═════ RECORDS SHOWN ═════

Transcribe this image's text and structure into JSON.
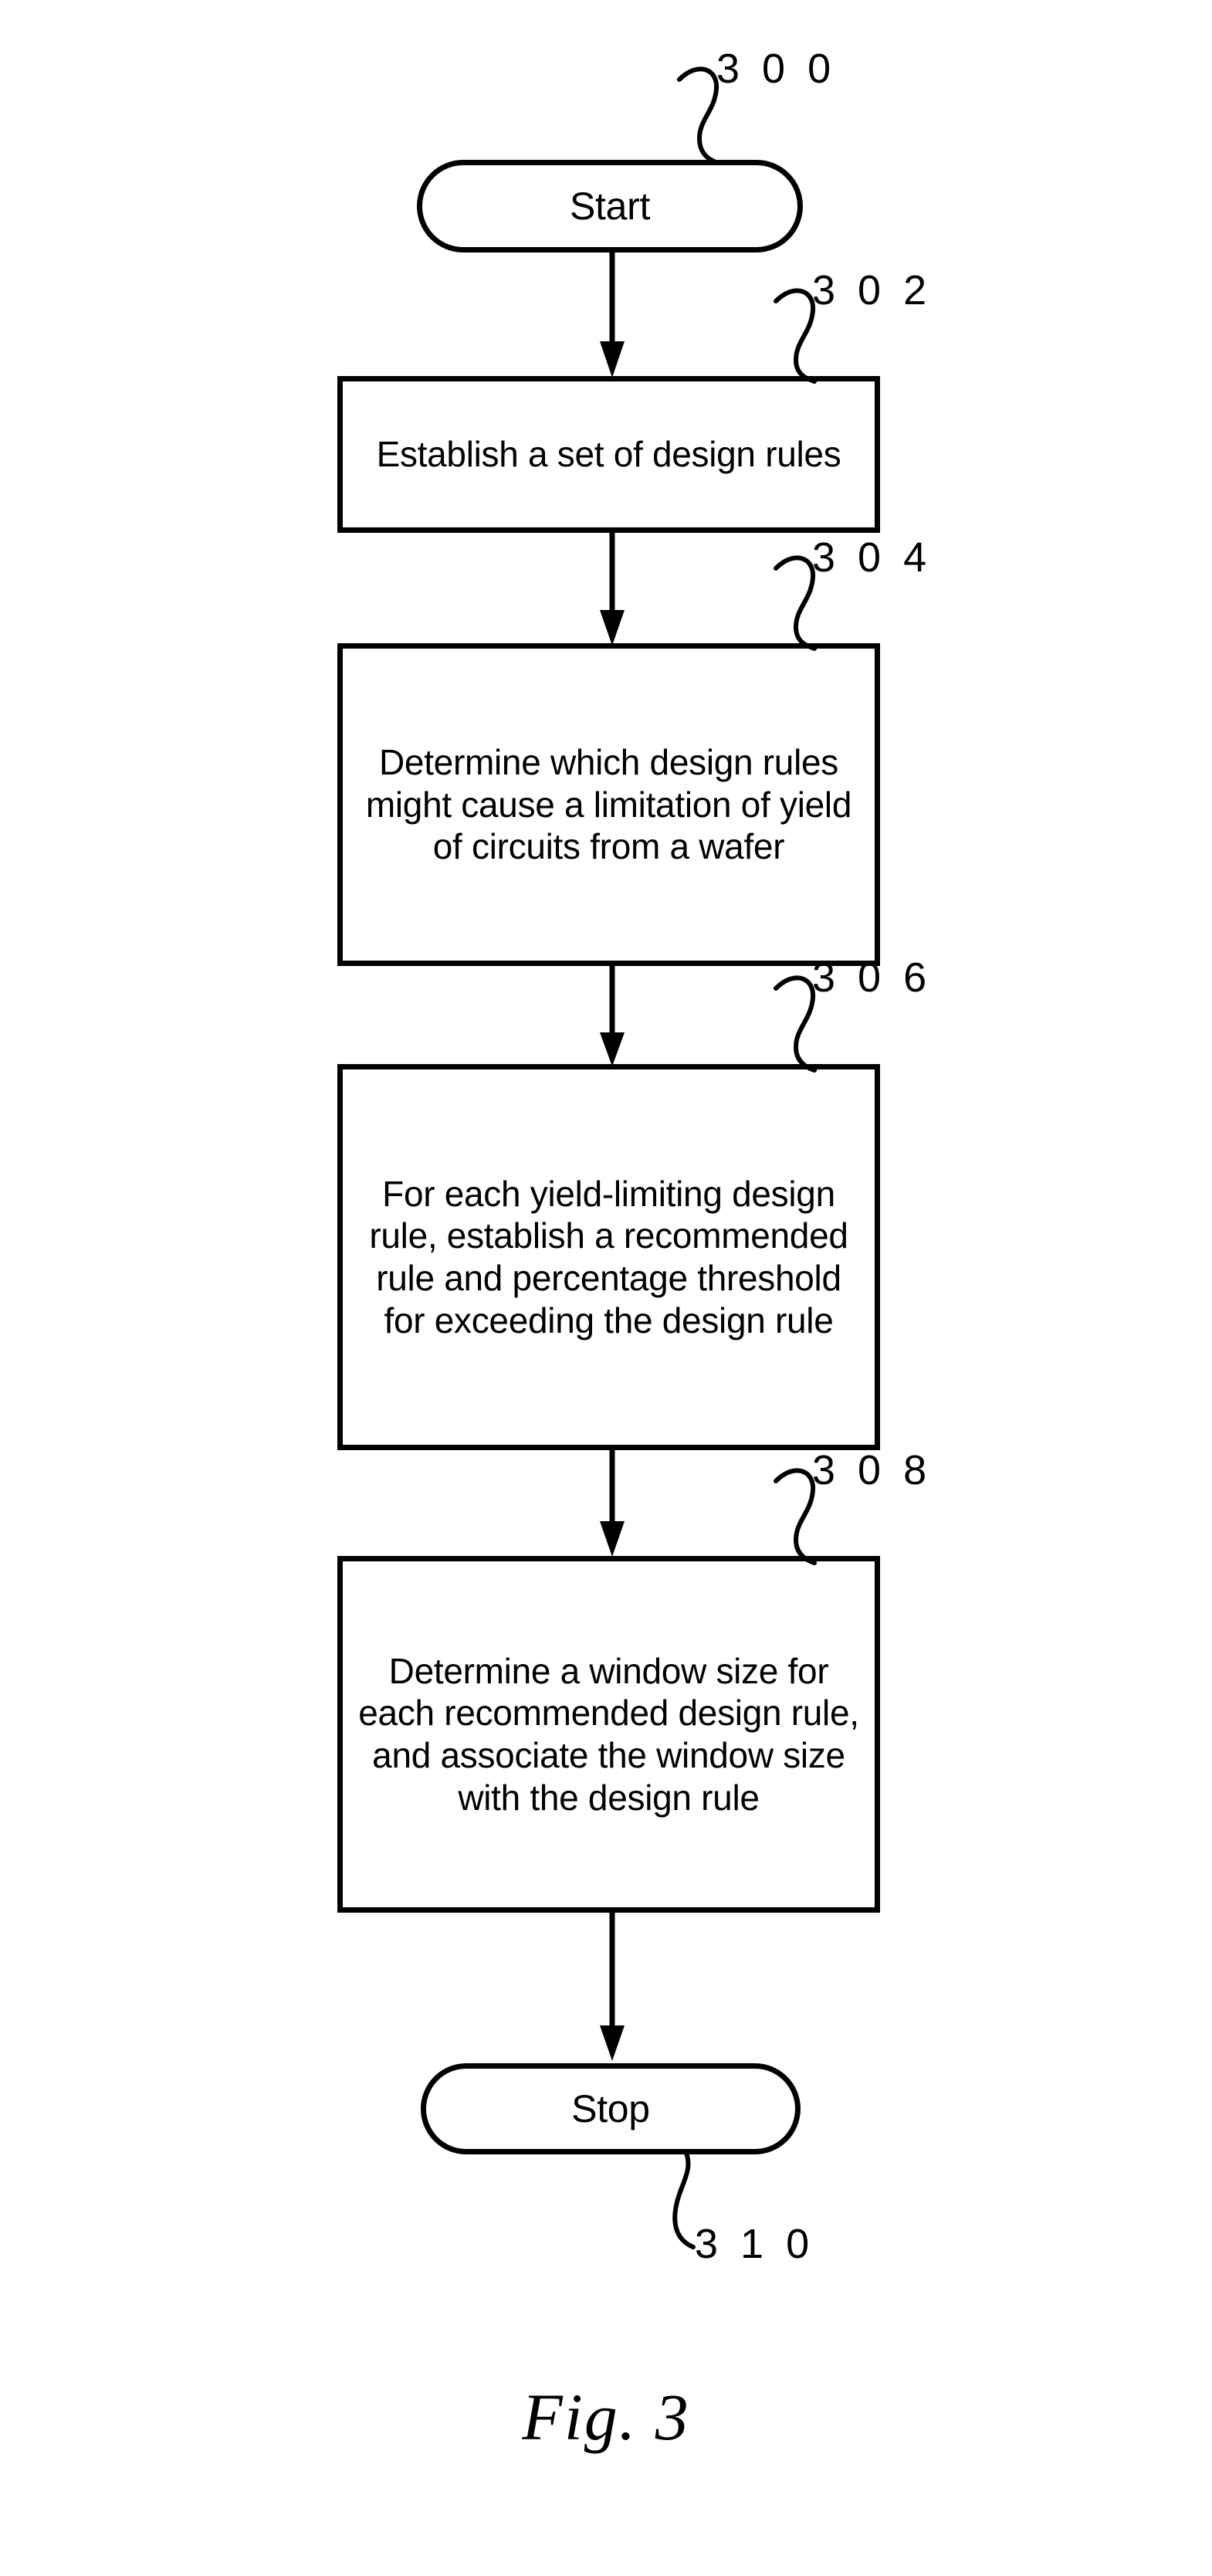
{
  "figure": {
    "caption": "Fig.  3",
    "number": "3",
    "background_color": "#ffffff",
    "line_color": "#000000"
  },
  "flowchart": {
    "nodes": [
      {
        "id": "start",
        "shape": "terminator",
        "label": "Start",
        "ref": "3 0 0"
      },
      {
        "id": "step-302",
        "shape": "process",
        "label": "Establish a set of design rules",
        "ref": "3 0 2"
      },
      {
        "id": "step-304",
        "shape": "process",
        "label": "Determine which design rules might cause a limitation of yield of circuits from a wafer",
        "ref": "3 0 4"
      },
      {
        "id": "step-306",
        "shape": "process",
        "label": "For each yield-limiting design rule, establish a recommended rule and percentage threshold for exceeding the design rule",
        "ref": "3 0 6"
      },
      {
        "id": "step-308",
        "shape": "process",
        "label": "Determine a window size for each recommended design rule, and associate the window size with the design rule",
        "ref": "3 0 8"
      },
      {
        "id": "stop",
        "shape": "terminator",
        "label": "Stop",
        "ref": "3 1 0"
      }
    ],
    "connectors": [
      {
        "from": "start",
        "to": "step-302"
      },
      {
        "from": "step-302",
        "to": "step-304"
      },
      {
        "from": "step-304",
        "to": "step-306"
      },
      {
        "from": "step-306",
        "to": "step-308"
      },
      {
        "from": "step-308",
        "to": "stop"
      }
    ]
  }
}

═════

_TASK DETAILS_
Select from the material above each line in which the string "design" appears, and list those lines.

_REPLY TO THE EXERCISE_
        "label": "Establish a set of design rules",
        "label": "Determine which design rules might cause a limitation of yield of circuits from a wafer",
        "label": "For each yield-limiting design rule, establish a recommended rule and percentage threshold for exceeding the design rule",
        "label": "Determine a window size for each recommended design rule, and associate the window size with the design rule",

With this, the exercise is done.